If a line in the data below contains "subtitle", copy it.

'''

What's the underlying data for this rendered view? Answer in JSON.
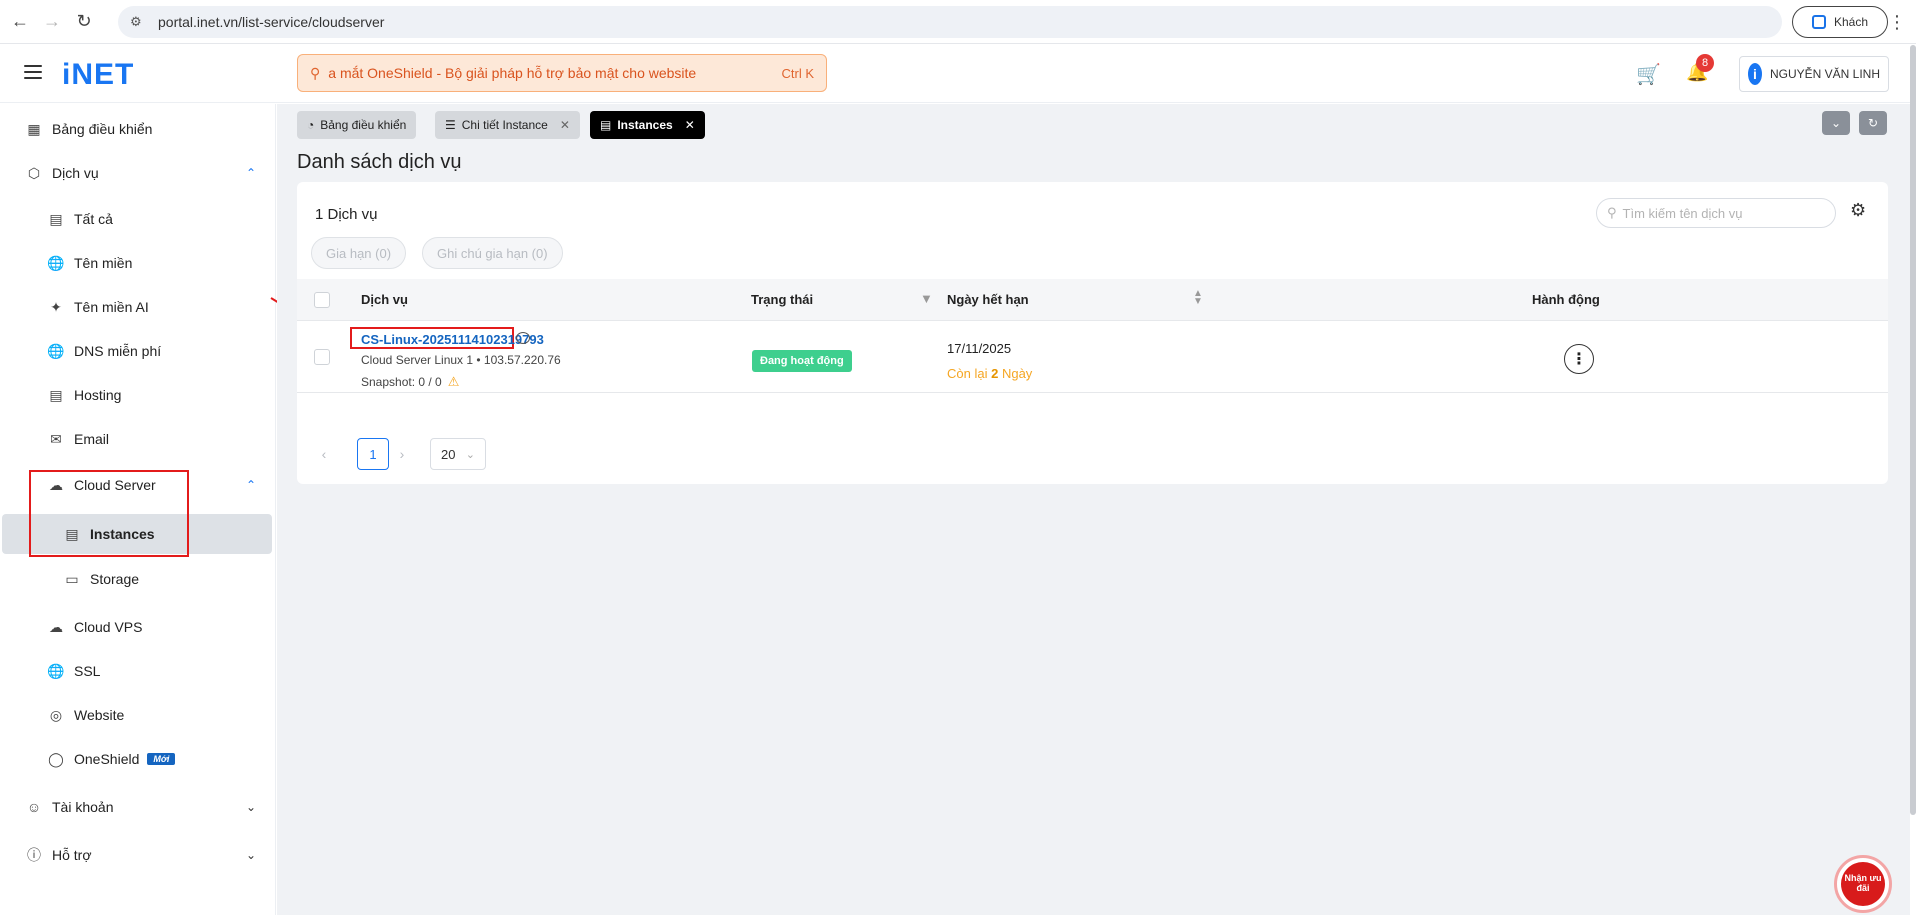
{
  "browser": {
    "url": "portal.inet.vn/list-service/cloudserver",
    "profile_label": "Khách"
  },
  "header": {
    "logo": "iNET",
    "search_text": "a mắt OneShield - Bộ giải pháp hỗ trợ bảo mật cho website",
    "search_shortcut": "Ctrl K",
    "notification_count": "8",
    "user_name": "NGUYỄN VĂN LINH",
    "user_avatar_letter": "i"
  },
  "sidebar": {
    "dashboard": "Bảng điều khiển",
    "services": "Dịch vụ",
    "all": "Tất cả",
    "domains": "Tên miền",
    "ai_domains": "Tên miền AI",
    "free_dns": "DNS miễn phí",
    "hosting": "Hosting",
    "email": "Email",
    "cloud_server": "Cloud Server",
    "instances": "Instances",
    "storage": "Storage",
    "cloud_vps": "Cloud VPS",
    "ssl": "SSL",
    "website": "Website",
    "oneshield": "OneShield",
    "new_badge": "Mới",
    "account": "Tài khoản",
    "support": "Hỗ trợ"
  },
  "tabs": [
    {
      "label": "Bảng điều khiển"
    },
    {
      "label": "Chi tiết Instance"
    },
    {
      "label": "Instances"
    }
  ],
  "main": {
    "title": "Danh sách dịch vụ",
    "count": "1 Dịch vụ",
    "search_placeholder": "Tìm kiếm tên dịch vụ",
    "filter_renew": "Gia hạn (0)",
    "filter_renew_note": "Ghi chú gia hạn (0)",
    "columns": {
      "service": "Dịch vụ",
      "status": "Trạng thái",
      "expiry": "Ngày hết hạn",
      "actions": "Hành động"
    },
    "rows": [
      {
        "name": "CS-Linux-20251114102319793",
        "subtitle": "Cloud Server Linux 1  •  103.57.220.76",
        "snapshot": "Snapshot: 0 / 0",
        "status": "Đang hoạt động",
        "expiry": "17/11/2025",
        "remaining_prefix": "Còn lại",
        "remaining_days": "2",
        "remaining_suffix": "Ngày"
      }
    ],
    "pagination": {
      "current_page": "1",
      "page_size": "20"
    }
  },
  "offer": {
    "label": "Nhận ưu đãi"
  },
  "colors": {
    "brand": "#1976f2",
    "status_active": "#3ecf8e",
    "annotation": "#e31b1b"
  }
}
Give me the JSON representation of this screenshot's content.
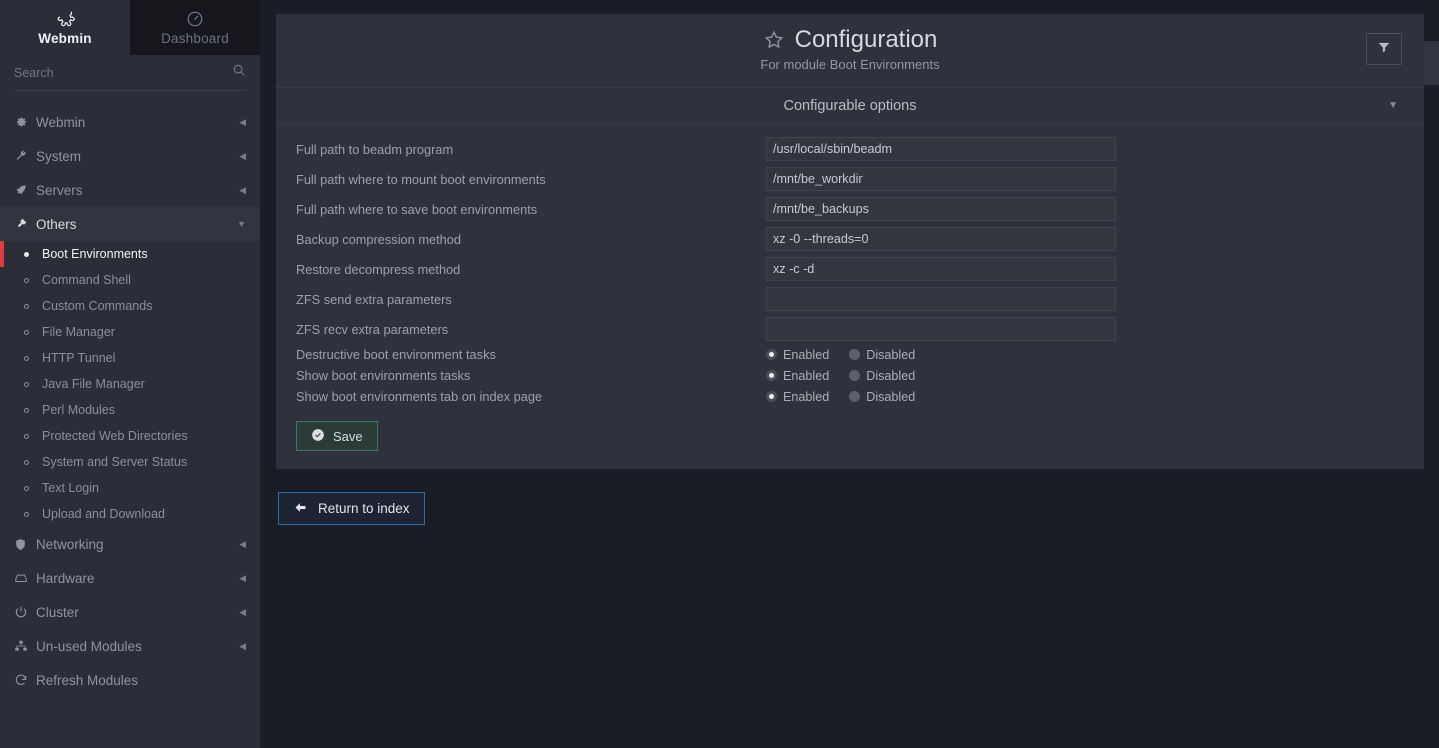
{
  "brand": {
    "tabs": [
      {
        "label": "Webmin",
        "icon": "webmin-logo-icon",
        "active": true
      },
      {
        "label": "Dashboard",
        "icon": "gauge-icon",
        "active": false
      }
    ]
  },
  "search": {
    "placeholder": "Search",
    "value": "",
    "icon": "search-icon"
  },
  "sidebar": {
    "groups": [
      {
        "label": "Webmin",
        "icon": "gear-icon",
        "state": "collapsed"
      },
      {
        "label": "System",
        "icon": "wrench-icon",
        "state": "collapsed"
      },
      {
        "label": "Servers",
        "icon": "rocket-icon",
        "state": "collapsed"
      },
      {
        "label": "Others",
        "icon": "hammer-icon",
        "state": "expanded"
      }
    ],
    "others_items": [
      {
        "label": "Boot Environments",
        "active": true
      },
      {
        "label": "Command Shell",
        "active": false
      },
      {
        "label": "Custom Commands",
        "active": false
      },
      {
        "label": "File Manager",
        "active": false
      },
      {
        "label": "HTTP Tunnel",
        "active": false
      },
      {
        "label": "Java File Manager",
        "active": false
      },
      {
        "label": "Perl Modules",
        "active": false
      },
      {
        "label": "Protected Web Directories",
        "active": false
      },
      {
        "label": "System and Server Status",
        "active": false
      },
      {
        "label": "Text Login",
        "active": false
      },
      {
        "label": "Upload and Download",
        "active": false
      }
    ],
    "bottom_groups": [
      {
        "label": "Networking",
        "icon": "shield-icon",
        "state": "collapsed"
      },
      {
        "label": "Hardware",
        "icon": "harddrive-icon",
        "state": "collapsed"
      },
      {
        "label": "Cluster",
        "icon": "power-icon",
        "state": "collapsed"
      },
      {
        "label": "Un-used Modules",
        "icon": "sitemap-icon",
        "state": "collapsed"
      },
      {
        "label": "Refresh Modules",
        "icon": "refresh-icon",
        "state": "none"
      }
    ]
  },
  "header": {
    "title": "Configuration",
    "subtitle": "For module Boot Environments",
    "star_icon": "star-outline-icon",
    "filter_icon": "filter-icon",
    "bell_icon": "bell-icon"
  },
  "section": {
    "title": "Configurable options",
    "caret_icon": "chevron-down-icon"
  },
  "fields": [
    {
      "label": "Full path to beadm program",
      "value": "/usr/local/sbin/beadm"
    },
    {
      "label": "Full path where to mount boot environments",
      "value": "/mnt/be_workdir"
    },
    {
      "label": "Full path where to save boot environments",
      "value": "/mnt/be_backups"
    },
    {
      "label": "Backup compression method",
      "value": "xz -0 --threads=0"
    },
    {
      "label": "Restore decompress method",
      "value": "xz -c -d"
    },
    {
      "label": "ZFS send extra parameters",
      "value": ""
    },
    {
      "label": "ZFS recv extra parameters",
      "value": ""
    }
  ],
  "radio_fields": [
    {
      "label": "Destructive boot environment tasks",
      "options": [
        {
          "label": "Enabled",
          "selected": true
        },
        {
          "label": "Disabled",
          "selected": false
        }
      ]
    },
    {
      "label": "Show boot environments tasks",
      "options": [
        {
          "label": "Enabled",
          "selected": true
        },
        {
          "label": "Disabled",
          "selected": false
        }
      ]
    },
    {
      "label": "Show boot environments tab on index page",
      "options": [
        {
          "label": "Enabled",
          "selected": true
        },
        {
          "label": "Disabled",
          "selected": false
        }
      ]
    }
  ],
  "buttons": {
    "save": {
      "label": "Save",
      "icon": "check-circle-icon"
    },
    "return": {
      "label": "Return to index",
      "icon": "arrow-left-icon"
    }
  },
  "colors": {
    "page_bg": "#1b1d26",
    "sidebar_bg": "#2b2e38",
    "panel_bg": "#2f323c",
    "active_marker": "#e03c3c",
    "save_border": "#2e7f60",
    "return_border": "#2e6ca8"
  }
}
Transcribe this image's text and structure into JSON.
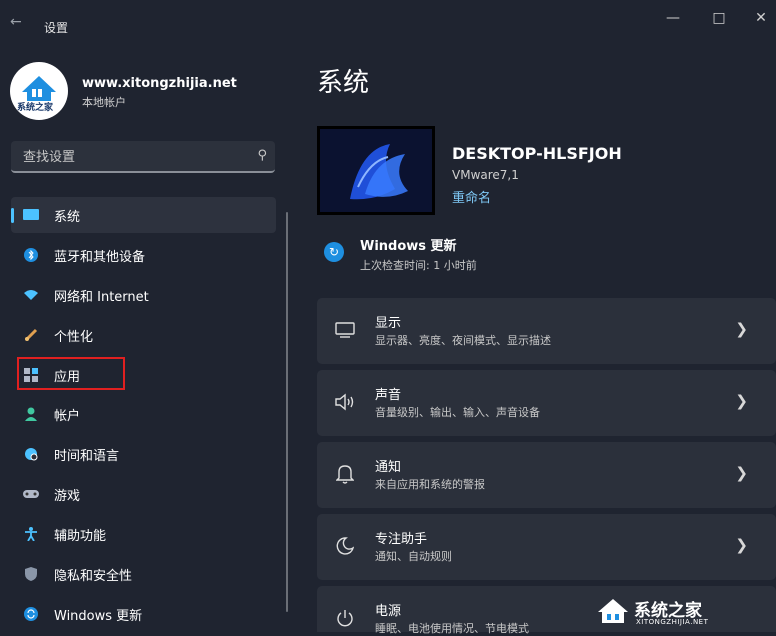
{
  "titlebar": {
    "back_icon": "back-arrow-icon",
    "app_title": "设置"
  },
  "account": {
    "name": "www.xitongzhijia.net",
    "type": "本地帐户",
    "avatar_text": "系统之家"
  },
  "search": {
    "placeholder": "查找设置"
  },
  "nav": {
    "items": [
      {
        "label": "系统",
        "icon": "monitor-icon",
        "selected": true
      },
      {
        "label": "蓝牙和其他设备",
        "icon": "bluetooth-icon"
      },
      {
        "label": "网络和 Internet",
        "icon": "wifi-icon"
      },
      {
        "label": "个性化",
        "icon": "brush-icon"
      },
      {
        "label": "应用",
        "icon": "apps-icon",
        "highlighted": true
      },
      {
        "label": "帐户",
        "icon": "person-icon"
      },
      {
        "label": "时间和语言",
        "icon": "globe-clock-icon"
      },
      {
        "label": "游戏",
        "icon": "gamepad-icon"
      },
      {
        "label": "辅助功能",
        "icon": "accessibility-icon"
      },
      {
        "label": "隐私和安全性",
        "icon": "shield-icon"
      },
      {
        "label": "Windows 更新",
        "icon": "sync-icon"
      }
    ]
  },
  "main": {
    "title": "系统",
    "device": {
      "name": "DESKTOP-HLSFJOH",
      "model": "VMware7,1",
      "rename": "重命名"
    },
    "windows_update": {
      "title": "Windows 更新",
      "subtitle": "上次检查时间: 1 小时前"
    },
    "cards": [
      {
        "title": "显示",
        "subtitle": "显示器、亮度、夜间模式、显示描述",
        "icon": "display-icon"
      },
      {
        "title": "声音",
        "subtitle": "音量级别、输出、输入、声音设备",
        "icon": "speaker-icon"
      },
      {
        "title": "通知",
        "subtitle": "来自应用和系统的警报",
        "icon": "bell-icon"
      },
      {
        "title": "专注助手",
        "subtitle": "通知、自动规则",
        "icon": "moon-icon"
      },
      {
        "title": "电源",
        "subtitle": "睡眠、电池使用情况、节电模式",
        "icon": "power-icon"
      }
    ]
  },
  "watermark": {
    "text": "系统之家",
    "url": "XITONGZHIJIA.NET"
  },
  "colors": {
    "background": "#1f2430",
    "card": "#2b303b",
    "accent": "#4cc2ff",
    "highlight_box": "#e02020",
    "link": "#7fc8f5"
  }
}
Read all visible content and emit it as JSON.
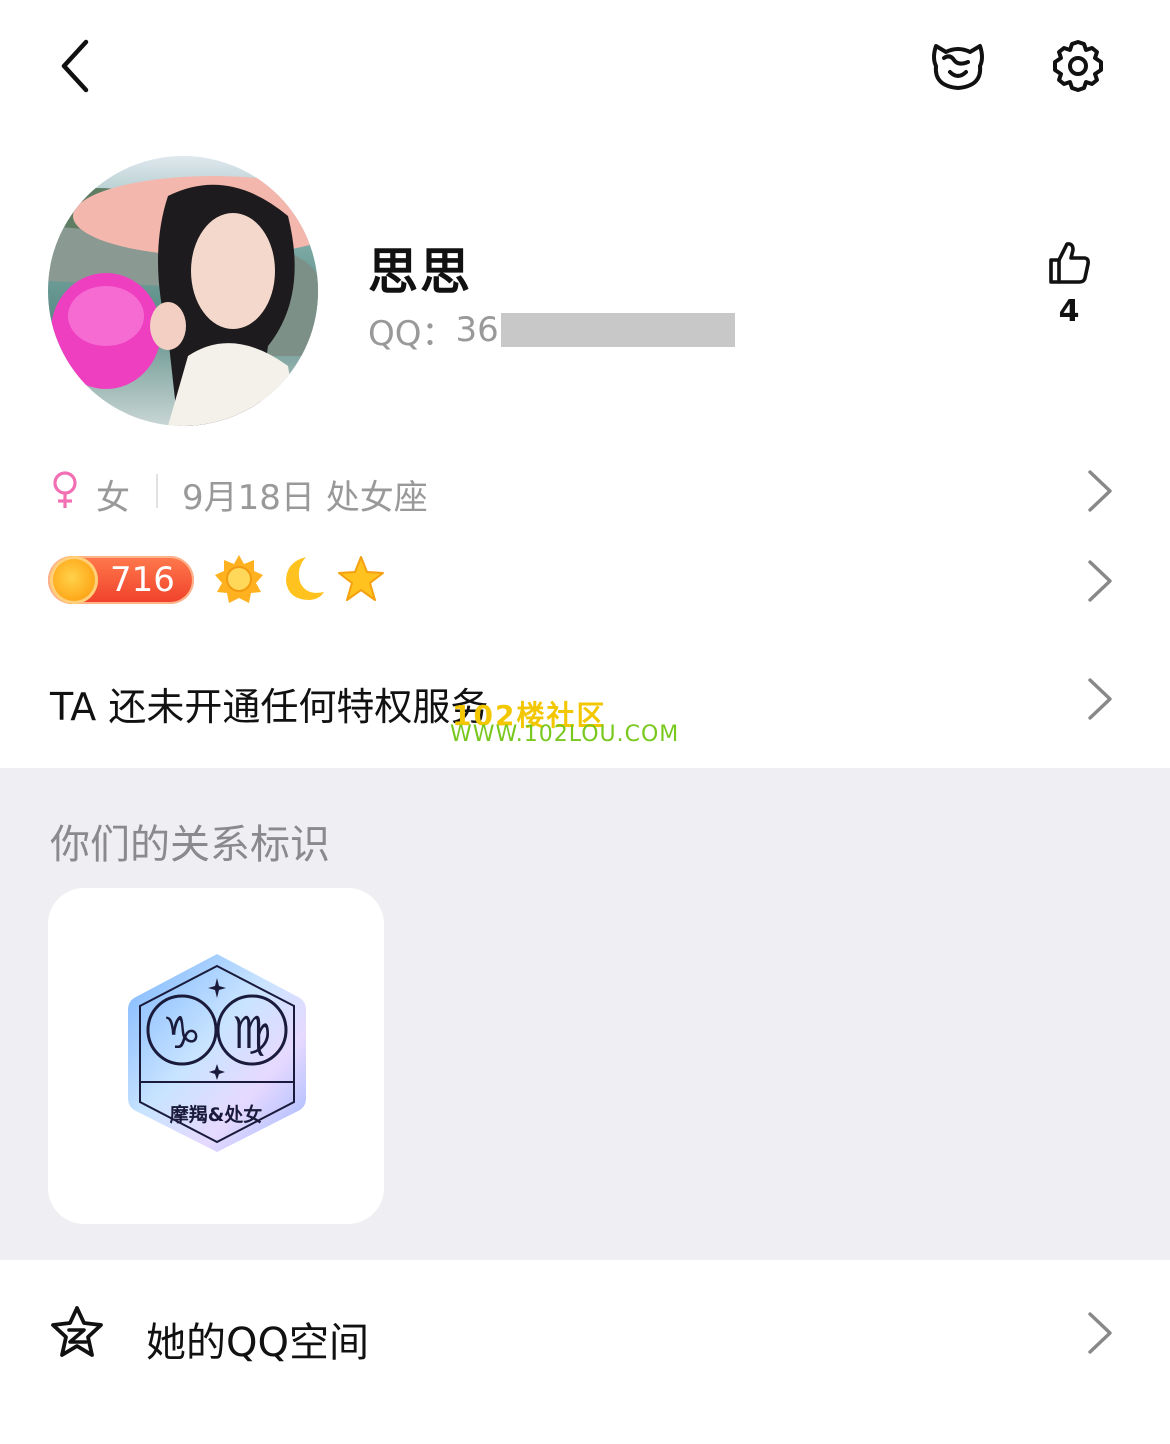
{
  "header": {
    "back_icon": "chevron-left-icon",
    "pet_icon": "pet-face-icon",
    "settings_icon": "gear-icon"
  },
  "profile": {
    "nickname": "思思",
    "qq_label": "QQ：",
    "qq_visible_prefix": "36",
    "likes_count": "4"
  },
  "info": {
    "gender_symbol": "♀",
    "gender": "女",
    "birthday": "9月18日 处女座"
  },
  "level": {
    "value": "716",
    "icons": [
      "sun-icon",
      "moon-icon",
      "star-icon"
    ]
  },
  "privilege": {
    "text": "TA 还未开通任何特权服务"
  },
  "watermark": {
    "name": "102楼社区",
    "url": "WWW.102LOU.COM"
  },
  "relationship": {
    "title": "你们的关系标识",
    "badge_label": "摩羯&处女",
    "sign_left": "♑",
    "sign_right": "♍"
  },
  "qzone": {
    "label": "她的QQ空间"
  },
  "colors": {
    "accent_pink": "#f26fb4",
    "level_orange": "#f0402a",
    "section_bg": "#efeff3",
    "muted_text": "#999999"
  }
}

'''

■ SOLUTION FOR THIS EXERCISE ■
        "subtitle": "Cloud Server Linux 1  •  103.57.220.76",
    "subtitle": "For module Boot Environments",
      "subtitle": "上次检查时间: 1 小时前"
        "subtitle": "显示器、亮度、夜间模式、显示描述",
        "subtitle": "音量级别、输出、输入、声音设备",
        "subtitle": "来自应用和系统的警报",
        "subtitle": "通知、自动规则",
        "subtitle": "睡眠、电池使用情况、节电模式",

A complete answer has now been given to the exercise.